Dyslexia and Associated Difficulties

Dyslexia and associated difficulties


Dyslexia is a learning difference. It relates to the way information is processed when you learn or remember something. It is often linked with other neurodiversities like Dyspraxia and Attention Deficit (Hyperactivity) Disorder (AD[H]D). Every child assessed as having a neurodiversity is unique.  However, dyslexia, dyspraxia and AD(H)D can affect an individual’s reading, writing, memory, concentration, maths, time management and organisation and will impact on theirlearning ability.

Neurodiversity and dyslexia is not related to intelligence, many individuals are gifted in certain areas, some of which are:

  • Innovative thinkers
  • Lateral thinkers
  • Excellent trouble shooters
  • Good at problem solving
  • Creative in many different ways
  • Good communication skills
  • An ability to work well visually and in 3D

Dyslexia is sometimes associated with dyscalculia (difficulties with maths) and dyspraxia (motor co-ordination problems)


Dyspraxia is a type of developmental co-ordination disorder (DCD), is a disability that affects movement and co-ordination. Although the exact causes of dyspraxia is unknown, it is thought to be caused by a disruption in the way messages from the brain are transmitted to the body. Dyspraxia is characterised by difficulty in planning smooth, coordinated movements. This leads to clumsiness and lack of co-ordination. Often, it can lead to problems with language, perception and thought.

Common Dyspraxia Tendencies;

  • General clumsiness
  • Difficulty writing may find writing painful
  • Reading difficulties
  • Speech problems
  • Poor short term memory
  • Awkward walking and running
  • Trouble using a knife and fork
  • Sensitive to touch, texture of certain food and sounds
  • Poor concentration
  • Poor organisational skills
  • Difficulty with learning new tasks
  • Problems reading and understanding body language and diffulties with general social skills


Many have difficulty understanding simple number concepts, lack an intuitive grasp of numbers, and have problems learning number facts and procedures. Even if they produce a correct answer or use a correct method, they may do so mechanically and without confidence.  Dyscalculia is like dyslexia for numbers. But unlike dyslexia, very little is known about its prevalence, causes or treatment. Current thinking suggests that it is a congenital condition, caused by the abnormal functioning of a specific area of the brain. People with dyscalculia experience great difficulty with the most basic aspects of numbers and arithmetic.

Common Dyscalculia Tendencies;

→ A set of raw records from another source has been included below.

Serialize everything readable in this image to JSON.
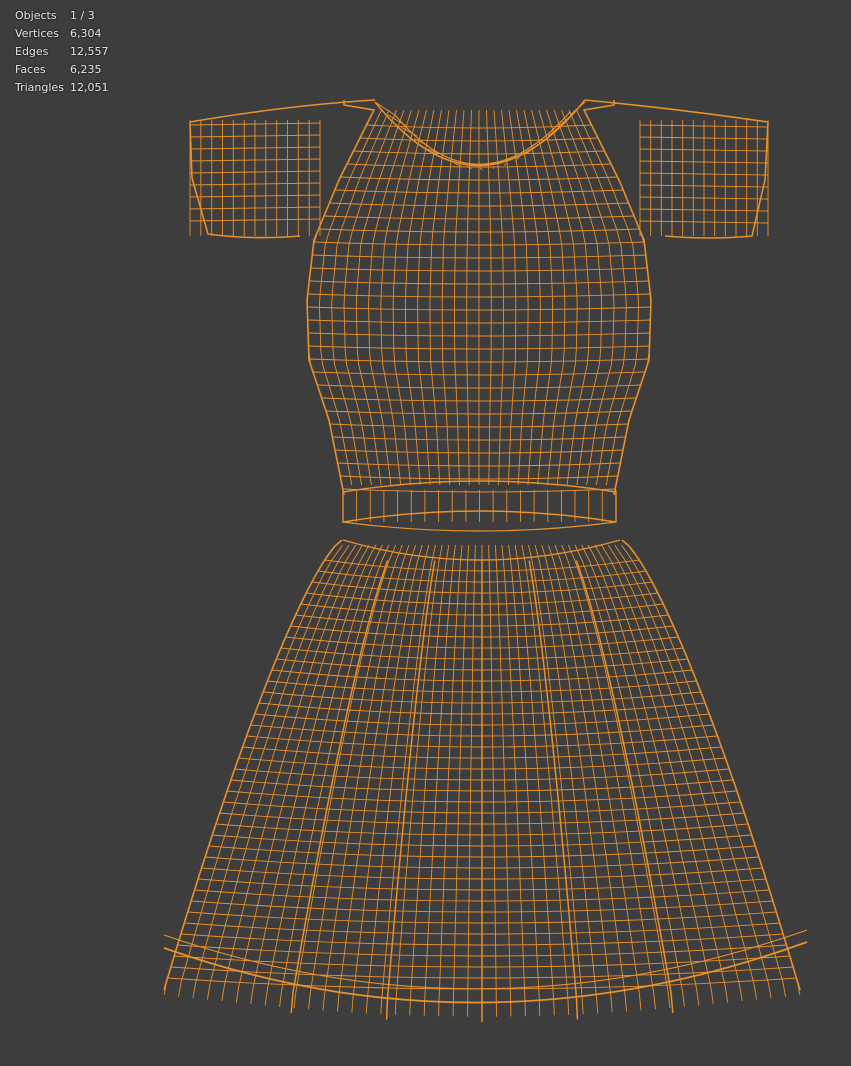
{
  "overlay": {
    "stats": [
      {
        "label": "Objects",
        "value": "1 / 3"
      },
      {
        "label": "Vertices",
        "value": "6,304"
      },
      {
        "label": "Edges",
        "value": "12,557"
      },
      {
        "label": "Faces",
        "value": "6,235"
      },
      {
        "label": "Triangles",
        "value": "12,051"
      }
    ]
  },
  "colors": {
    "background": "#3d3d3d",
    "wire": "#e8902c",
    "wire_light": "#f0a040",
    "text": "#e6e6e6"
  },
  "scene": {
    "object": "dress-mesh",
    "display": "wireframe",
    "selected": true
  }
}
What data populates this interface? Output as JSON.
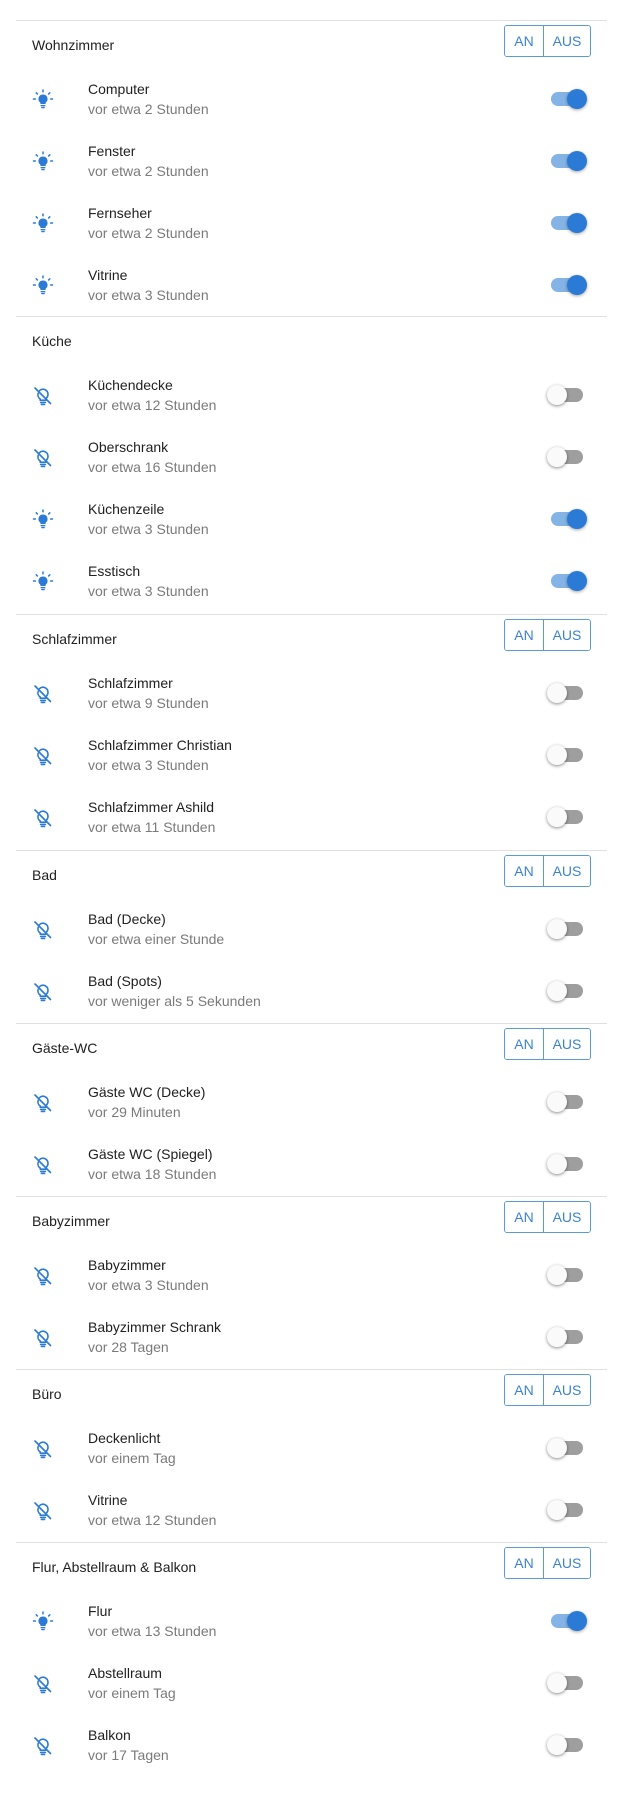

  • Counting: usually learn the sequence of counting words, but may have difficulty navigating back and forth, especially in twos and threes.
  • Calculations: find learning and recalling number facts difficult. They often lack confidence even when they produce the correct answer.  They also fail to use rules and procedures to build on known facts. For example, they may know that 5+3=8, but not realise that, therefore, 3+5=8 or that 5+4=9.
  • Numbers with zeros: find it difficult to grasp that the words ten, hundred and thousand have the same relationship to each other as the numerals 10, 100 and 1000.
  • Measures: difficulty with operations such as handling money or telling the time. They may also have problems with concepts such as speed  (miles per hour) or temperature.
  • Direction/orientation: difficulty understanding spatial orientation (including left and right) causing difficulties in following directions or with map reading.